* _What this task involves_: The full listing below should be repeated exactly.

* _Listed entries_:
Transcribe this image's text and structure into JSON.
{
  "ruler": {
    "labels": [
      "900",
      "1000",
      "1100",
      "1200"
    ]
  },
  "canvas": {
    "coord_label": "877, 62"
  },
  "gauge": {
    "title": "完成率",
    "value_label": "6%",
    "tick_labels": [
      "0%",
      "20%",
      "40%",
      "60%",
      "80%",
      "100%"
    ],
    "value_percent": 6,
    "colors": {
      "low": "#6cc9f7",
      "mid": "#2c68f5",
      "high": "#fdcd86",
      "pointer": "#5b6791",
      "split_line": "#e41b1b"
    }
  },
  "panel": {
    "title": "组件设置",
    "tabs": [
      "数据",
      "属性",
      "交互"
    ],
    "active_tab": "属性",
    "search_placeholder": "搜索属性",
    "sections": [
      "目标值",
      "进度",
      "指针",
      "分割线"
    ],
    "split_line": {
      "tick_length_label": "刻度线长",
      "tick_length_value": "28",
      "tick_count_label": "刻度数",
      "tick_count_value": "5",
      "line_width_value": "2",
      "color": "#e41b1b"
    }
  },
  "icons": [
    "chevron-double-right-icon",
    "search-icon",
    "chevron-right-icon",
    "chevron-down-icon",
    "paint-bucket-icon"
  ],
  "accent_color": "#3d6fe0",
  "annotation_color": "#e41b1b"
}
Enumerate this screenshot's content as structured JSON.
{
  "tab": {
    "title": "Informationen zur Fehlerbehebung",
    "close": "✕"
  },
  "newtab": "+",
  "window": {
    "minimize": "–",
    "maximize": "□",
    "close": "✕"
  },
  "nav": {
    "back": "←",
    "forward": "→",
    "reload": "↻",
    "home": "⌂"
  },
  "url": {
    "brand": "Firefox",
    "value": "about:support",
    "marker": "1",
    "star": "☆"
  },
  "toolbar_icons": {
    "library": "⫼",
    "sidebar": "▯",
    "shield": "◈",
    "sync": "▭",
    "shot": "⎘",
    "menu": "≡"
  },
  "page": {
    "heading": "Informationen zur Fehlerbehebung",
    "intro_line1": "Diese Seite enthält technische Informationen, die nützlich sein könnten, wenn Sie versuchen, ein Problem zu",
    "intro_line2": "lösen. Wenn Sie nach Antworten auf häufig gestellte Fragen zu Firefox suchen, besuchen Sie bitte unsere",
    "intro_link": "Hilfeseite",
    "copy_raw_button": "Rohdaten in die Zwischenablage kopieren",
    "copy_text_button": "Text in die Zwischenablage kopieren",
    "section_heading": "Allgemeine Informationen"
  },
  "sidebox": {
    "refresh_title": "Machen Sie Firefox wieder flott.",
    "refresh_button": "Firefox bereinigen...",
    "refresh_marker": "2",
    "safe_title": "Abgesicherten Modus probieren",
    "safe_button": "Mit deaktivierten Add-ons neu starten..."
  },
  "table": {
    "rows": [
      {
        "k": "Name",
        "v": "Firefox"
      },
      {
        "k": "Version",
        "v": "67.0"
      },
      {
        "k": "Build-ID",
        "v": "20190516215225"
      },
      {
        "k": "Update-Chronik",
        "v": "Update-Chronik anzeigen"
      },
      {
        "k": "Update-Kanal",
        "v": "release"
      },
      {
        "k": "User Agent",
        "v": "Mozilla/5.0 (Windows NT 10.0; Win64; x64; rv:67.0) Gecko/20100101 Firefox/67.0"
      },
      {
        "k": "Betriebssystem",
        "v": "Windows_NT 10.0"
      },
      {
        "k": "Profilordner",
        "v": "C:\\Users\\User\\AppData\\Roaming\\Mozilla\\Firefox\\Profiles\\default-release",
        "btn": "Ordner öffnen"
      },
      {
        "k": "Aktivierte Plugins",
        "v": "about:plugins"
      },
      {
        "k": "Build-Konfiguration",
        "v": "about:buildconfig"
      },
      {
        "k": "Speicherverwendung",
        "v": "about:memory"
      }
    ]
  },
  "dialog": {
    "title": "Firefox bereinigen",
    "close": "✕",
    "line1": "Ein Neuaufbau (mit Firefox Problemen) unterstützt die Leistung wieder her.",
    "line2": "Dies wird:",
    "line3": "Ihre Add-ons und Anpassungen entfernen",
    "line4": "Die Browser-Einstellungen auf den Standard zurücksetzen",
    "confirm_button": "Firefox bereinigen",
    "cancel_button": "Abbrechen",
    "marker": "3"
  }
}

* _Answer below_:
Transcribe this image's text and structure into JSON.
{
  "ruler": {
    "labels": [
      "900",
      "1000",
      "1100",
      "1200"
    ]
  },
  "canvas": {
    "coord_label": "877, 62"
  },
  "gauge": {
    "title": "完成率",
    "value_label": "6%",
    "tick_labels": [
      "0%",
      "20%",
      "40%",
      "60%",
      "80%",
      "100%"
    ],
    "value_percent": 6,
    "colors": {
      "low": "#6cc9f7",
      "mid": "#2c68f5",
      "high": "#fdcd86",
      "pointer": "#5b6791",
      "split_line": "#e41b1b"
    }
  },
  "panel": {
    "title": "组件设置",
    "tabs": [
      "数据",
      "属性",
      "交互"
    ],
    "active_tab": "属性",
    "search_placeholder": "搜索属性",
    "sections": [
      "目标值",
      "进度",
      "指针",
      "分割线"
    ],
    "split_line": {
      "tick_length_label": "刻度线长",
      "tick_length_value": "28",
      "tick_count_label": "刻度数",
      "tick_count_value": "5",
      "line_width_value": "2",
      "color": "#e41b1b"
    }
  },
  "icons": [
    "chevron-double-right-icon",
    "search-icon",
    "chevron-right-icon",
    "chevron-down-icon",
    "paint-bucket-icon"
  ],
  "accent_color": "#3d6fe0",
  "annotation_color": "#e41b1b"
}
Enumerate this screenshot's content as structured JSON.
{
  "tab": {
    "title": "Informationen zur Fehlerbehebung",
    "close": "✕"
  },
  "newtab": "+",
  "window": {
    "minimize": "–",
    "maximize": "□",
    "close": "✕"
  },
  "nav": {
    "back": "←",
    "forward": "→",
    "reload": "↻",
    "home": "⌂"
  },
  "url": {
    "brand": "Firefox",
    "value": "about:support",
    "marker": "1",
    "star": "☆"
  },
  "toolbar_icons": {
    "library": "⫼",
    "sidebar": "▯",
    "shield": "◈",
    "sync": "▭",
    "shot": "⎘",
    "menu": "≡"
  },
  "page": {
    "heading": "Informationen zur Fehlerbehebung",
    "intro_line1": "Diese Seite enthält technische Informationen, die nützlich sein könnten, wenn Sie versuchen, ein Problem zu",
    "intro_line2": "lösen. Wenn Sie nach Antworten auf häufig gestellte Fragen zu Firefox suchen, besuchen Sie bitte unsere",
    "intro_link": "Hilfeseite",
    "copy_raw_button": "Rohdaten in die Zwischenablage kopieren",
    "copy_text_button": "Text in die Zwischenablage kopieren",
    "section_heading": "Allgemeine Informationen"
  },
  "sidebox": {
    "refresh_title": "Machen Sie Firefox wieder flott.",
    "refresh_button": "Firefox bereinigen...",
    "refresh_marker": "2",
    "safe_title": "Abgesicherten Modus probieren",
    "safe_button": "Mit deaktivierten Add-ons neu starten..."
  },
  "table": {
    "rows": [
      {
        "k": "Name",
        "v": "Firefox"
      },
      {
        "k": "Version",
        "v": "67.0"
      },
      {
        "k": "Build-ID",
        "v": "20190516215225"
      },
      {
        "k": "Update-Chronik",
        "v": "Update-Chronik anzeigen"
      },
      {
        "k": "Update-Kanal",
        "v": "release"
      },
      {
        "k": "User Agent",
        "v": "Mozilla/5.0 (Windows NT 10.0; Win64; x64; rv:67.0) Gecko/20100101 Firefox/67.0"
      },
      {
        "k": "Betriebssystem",
        "v": "Windows_NT 10.0"
      },
      {
        "k": "Profilordner",
        "v": "C:\\Users\\User\\AppData\\Roaming\\Mozilla\\Firefox\\Profiles\\default-release",
        "btn": "Ordner öffnen"
      },
      {
        "k": "Aktivierte Plugins",
        "v": "about:plugins"
      },
      {
        "k": "Build-Konfiguration",
        "v": "about:buildconfig"
      },
      {
        "k": "Speicherverwendung",
        "v": "about:memory"
      }
    ]
  },
  "dialog": {
    "title": "Firefox bereinigen",
    "close": "✕",
    "line1": "Ein Neuaufbau (mit Firefox Problemen) unterstützt die Leistung wieder her.",
    "line2": "Dies wird:",
    "line3": "Ihre Add-ons und Anpassungen entfernen",
    "line4": "Die Browser-Einstellungen auf den Standard zurücksetzen",
    "confirm_button": "Firefox bereinigen",
    "cancel_button": "Abbrechen",
    "marker": "3"
  }
}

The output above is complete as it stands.